> Instructions for the task
Write each entry out again verbatim, pictures excluded.

> Source records

§

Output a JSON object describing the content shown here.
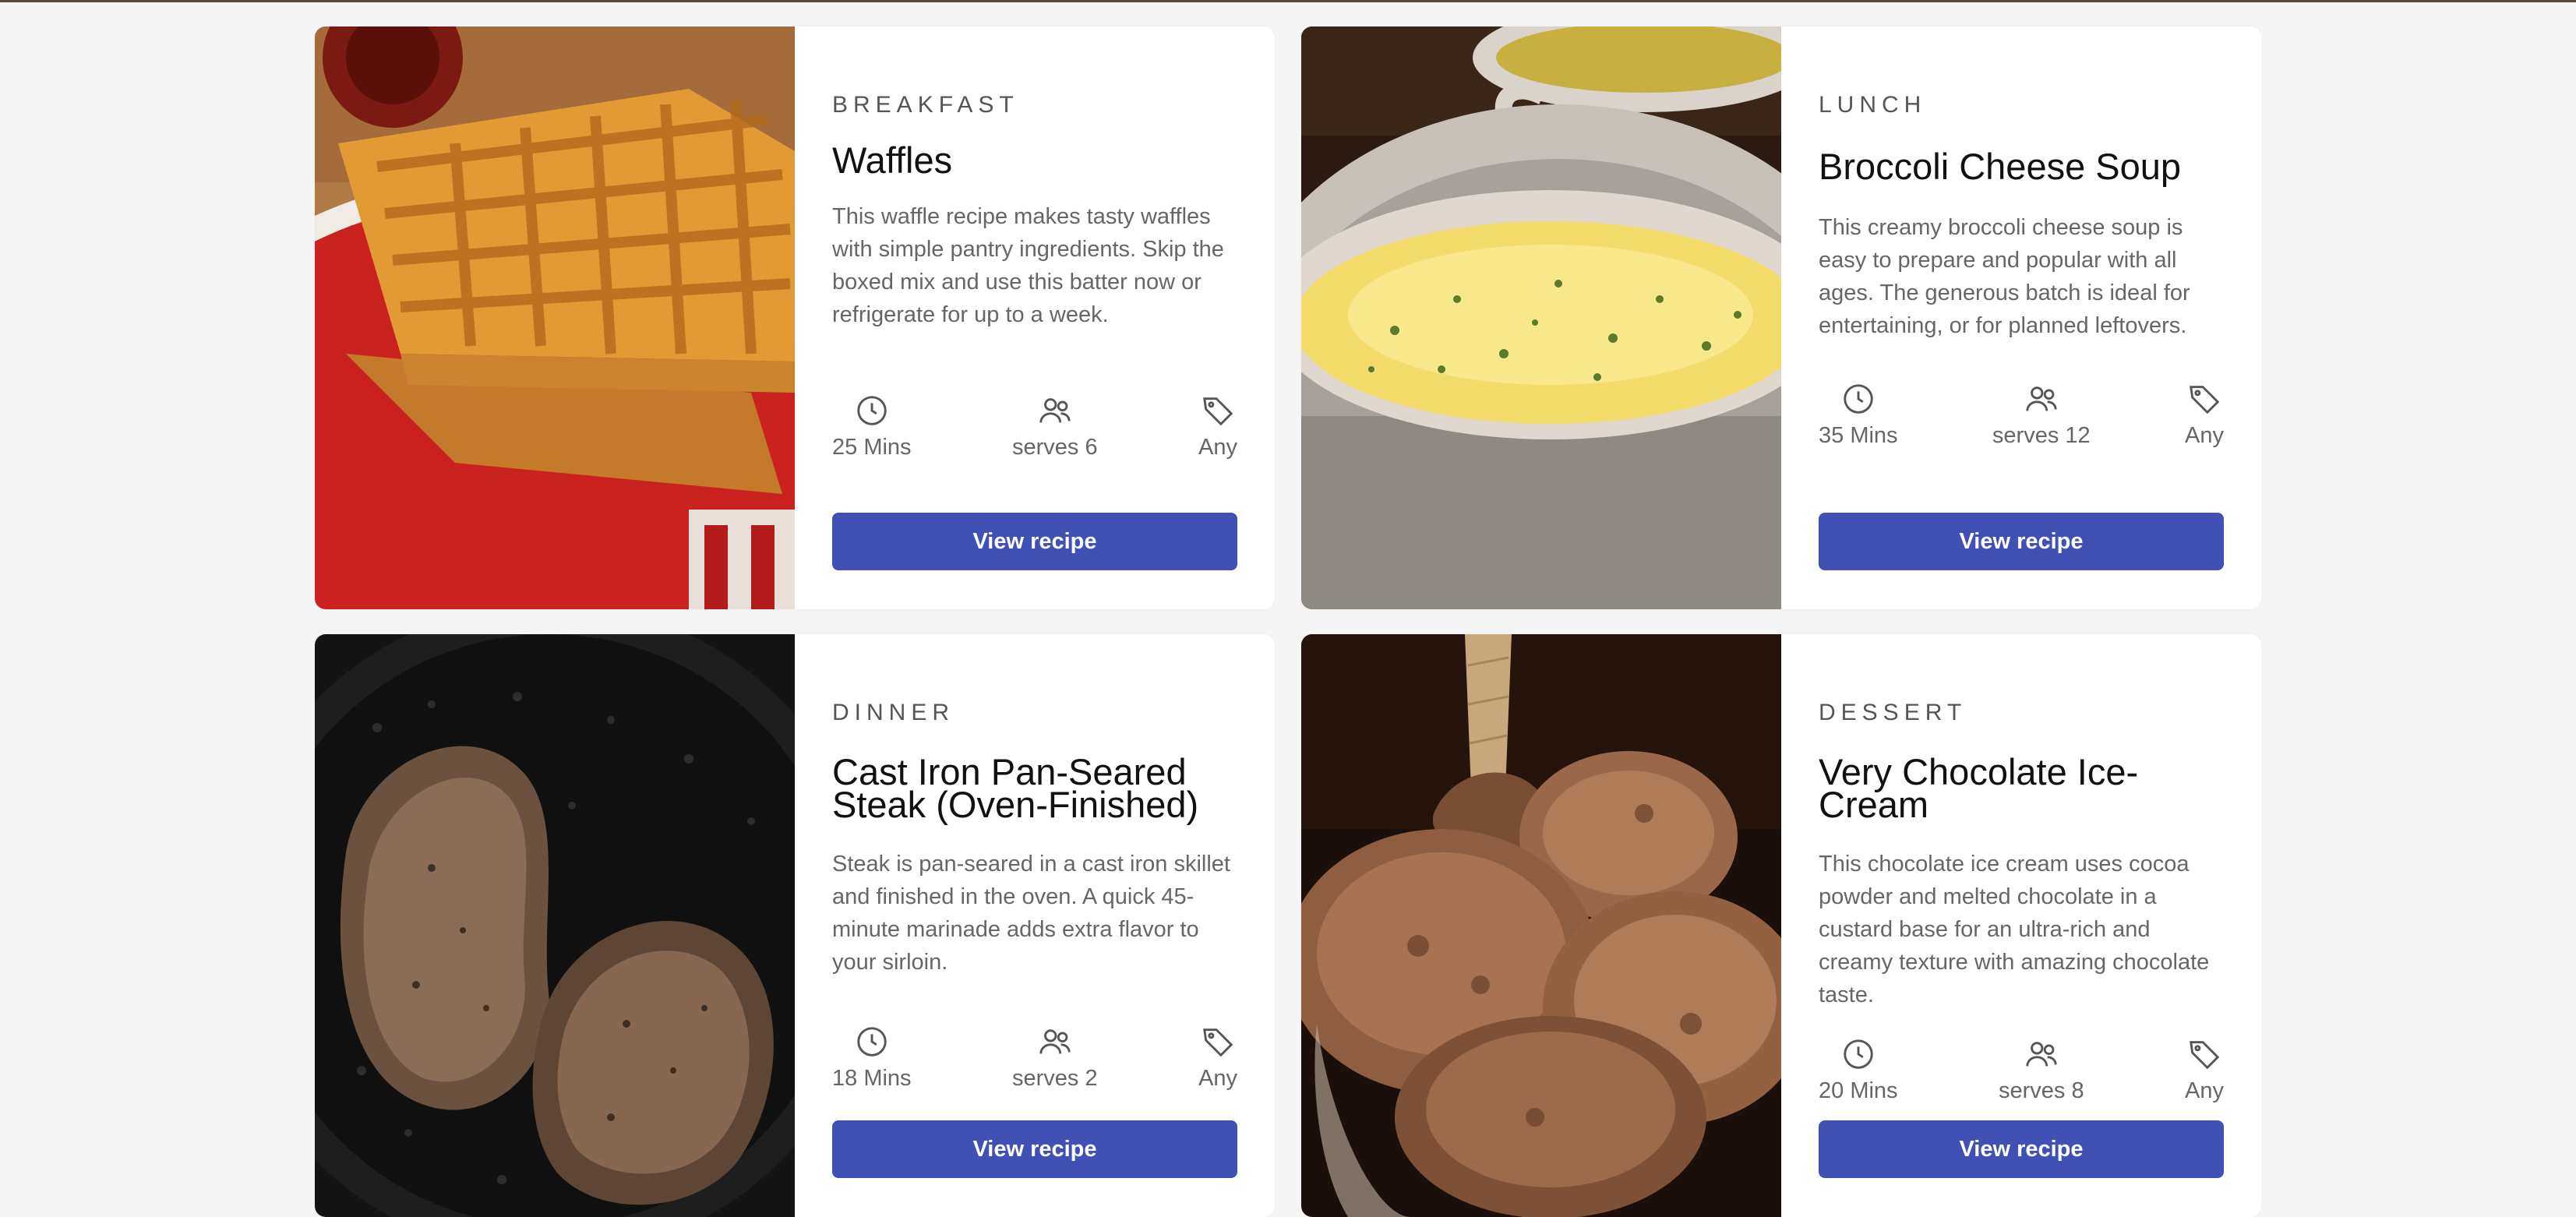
{
  "recipes": [
    {
      "category": "Breakfast",
      "title": "Waffles",
      "description": "This waffle recipe makes tasty waffles with simple pantry ingredients. Skip the boxed mix and use this batter now or refrigerate for up to a week.",
      "time": "25 Mins",
      "serves": "serves 6",
      "tag": "Any",
      "button": "View recipe",
      "image": "waffles-photo"
    },
    {
      "category": "Lunch",
      "title": "Broccoli Cheese Soup",
      "description": "This creamy broccoli cheese soup is easy to prepare and popular with all ages. The generous batch is ideal for entertaining, or for planned leftovers.",
      "time": "35 Mins",
      "serves": "serves 12",
      "tag": "Any",
      "button": "View recipe",
      "image": "soup-photo"
    },
    {
      "category": "Dinner",
      "title": "Cast Iron Pan-Seared Steak (Oven-Finished)",
      "description": "Steak is pan-seared in a cast iron skillet and finished in the oven. A quick 45-minute marinade adds extra flavor to your sirloin.",
      "time": "18 Mins",
      "serves": "serves 2",
      "tag": "Any",
      "button": "View recipe",
      "image": "steak-photo"
    },
    {
      "category": "Dessert",
      "title": "Very Chocolate Ice-Cream",
      "description": "This chocolate ice cream uses cocoa powder and melted chocolate in a custard base for an ultra-rich and creamy texture with amazing chocolate taste.",
      "time": "20 Mins",
      "serves": "serves 8",
      "tag": "Any",
      "button": "View recipe",
      "image": "icecream-photo"
    }
  ],
  "icons": {
    "time": "clock-icon",
    "serves": "users-icon",
    "tag": "tag-icon"
  },
  "colors": {
    "accent": "#3f51b5",
    "background": "#f5f5f5",
    "card": "#ffffff"
  }
}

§

> Exercise output
Output a JSON object describing the content shown here.
{
  "recipes": [
    {
      "category": "Breakfast",
      "title": "Waffles",
      "description": "This waffle recipe makes tasty waffles with simple pantry ingredients. Skip the boxed mix and use this batter now or refrigerate for up to a week.",
      "time": "25 Mins",
      "serves": "serves 6",
      "tag": "Any",
      "button": "View recipe",
      "image": "waffles-photo"
    },
    {
      "category": "Lunch",
      "title": "Broccoli Cheese Soup",
      "description": "This creamy broccoli cheese soup is easy to prepare and popular with all ages. The generous batch is ideal for entertaining, or for planned leftovers.",
      "time": "35 Mins",
      "serves": "serves 12",
      "tag": "Any",
      "button": "View recipe",
      "image": "soup-photo"
    },
    {
      "category": "Dinner",
      "title": "Cast Iron Pan-Seared Steak (Oven-Finished)",
      "description": "Steak is pan-seared in a cast iron skillet and finished in the oven. A quick 45-minute marinade adds extra flavor to your sirloin.",
      "time": "18 Mins",
      "serves": "serves 2",
      "tag": "Any",
      "button": "View recipe",
      "image": "steak-photo"
    },
    {
      "category": "Dessert",
      "title": "Very Chocolate Ice-Cream",
      "description": "This chocolate ice cream uses cocoa powder and melted chocolate in a custard base for an ultra-rich and creamy texture with amazing chocolate taste.",
      "time": "20 Mins",
      "serves": "serves 8",
      "tag": "Any",
      "button": "View recipe",
      "image": "icecream-photo"
    }
  ],
  "icons": {
    "time": "clock-icon",
    "serves": "users-icon",
    "tag": "tag-icon"
  },
  "colors": {
    "accent": "#3f51b5",
    "background": "#f5f5f5",
    "card": "#ffffff"
  }
}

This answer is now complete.